You know when you’ve been commissioned to write at least two features per week, and sometimes you’re really struggling to come up with something, anything, so you go with the first thing that pops into your head? This is not one of those occasions (shut it).
I present unto thee, five words I’d never come across before playing Scramble With Friends; five words I now find myself tapping into my smartphone on a daily basis with no knowledge of their meaning. Join me, won’t you, as I investigate.
I should probably point out here that I speak purely for myself and my limited vocab. It’s really, really, really… not a good… one?
I guess I’ll go for alphabetical order here; that’d probably make sense. Let’s dance!
noun: aster; plural noun: asters
- a plant of a large genus that includes the Michaelmas daisy, typically having purple or pink rayed flowers.
You’re almost guaranteed an ASTER in Scramble With Friends every two or three games, and if you don’t spot it, the little power-up thingies will almost certainly point it out. The game just loves to kick ASTER.

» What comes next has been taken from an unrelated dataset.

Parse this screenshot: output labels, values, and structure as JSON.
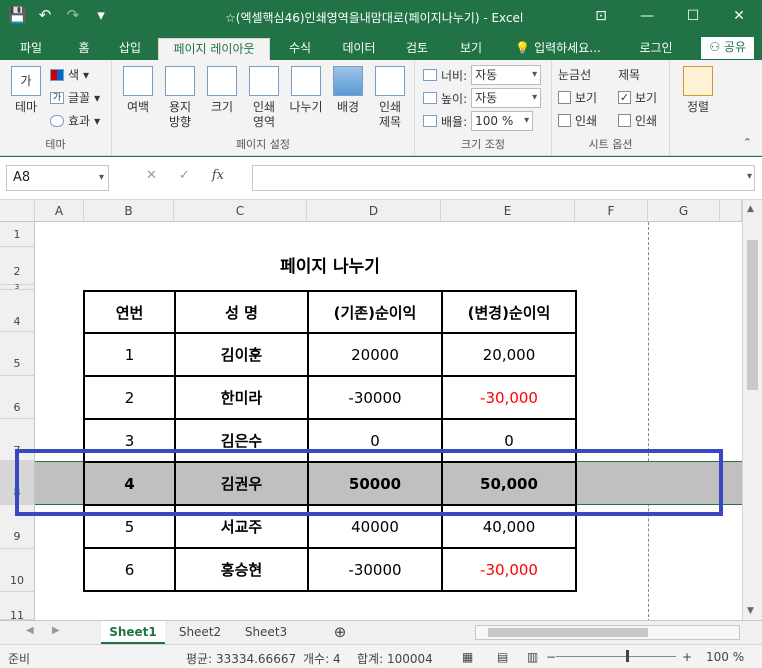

Tip: Obviously you can pluralise to ASTERS, and there’s a good chance you can also make MASTER, MASTERS and MASTERY.
- the seventh letter of the Greek alphabet ( Η, η ), transliterated as ‘e’ or ‘ē’
I had a conversation the other day wherein a fellow Scramble With Friends player proposed that ETA meant Estimated Time of Arrival, but of course that’d be capitalised, and as such wouldn’t be allowed. Seventh letter of the Greek alphabet it is!
Tip: Scramble With Friends loves that little cluster of letters: A, E, S and T, with which you can make ATE, ATES, EAST, EAT, EATS, ETA, ETAS, SAT, SATE, SEA, SEAT, SET, TEA, TEAS…
noun: kier; plural noun: kiers
- a vat.
Scramble With Friends welcomes both KEIR(S) and KIER(S), the former being an alternative spelling of the latter.
Interestingly, my mate’s kid is called Keir. I hadn’t realised he was named after a vat (kidding!).
plural noun: lares
- gods of the household worshipped in ancient Rome.
Oddly, you can’t have one LARE singular; you must worship LARES plural. Don’t take it out on me, man; ask the ancient Romans. EDIT: ah, the singular is LAR! This might just be the most educational feature of all the times!
Digging deeper, LAR is seemingly "Northern English" (ey up) for "a boy or young man", and as such Scramble With Friends also welcomes LARS. So that's LAR, LARES and LARS. But not LARE. Interesting...
5. ort (ôrt)
- A small scrap or leaving of food after a meal is completed. Often used in the plural.
Ah, turns out ORT is a fairly uncommon one, as the only Web Definition immediately offered by Google pertains to the Olympiaki Radiofonia Tileorasi, a Greek local radio and television station.
A little further digging reveals it’s a scrap of food. As in: “Hey man, are you going to finish those orts or can I have them?”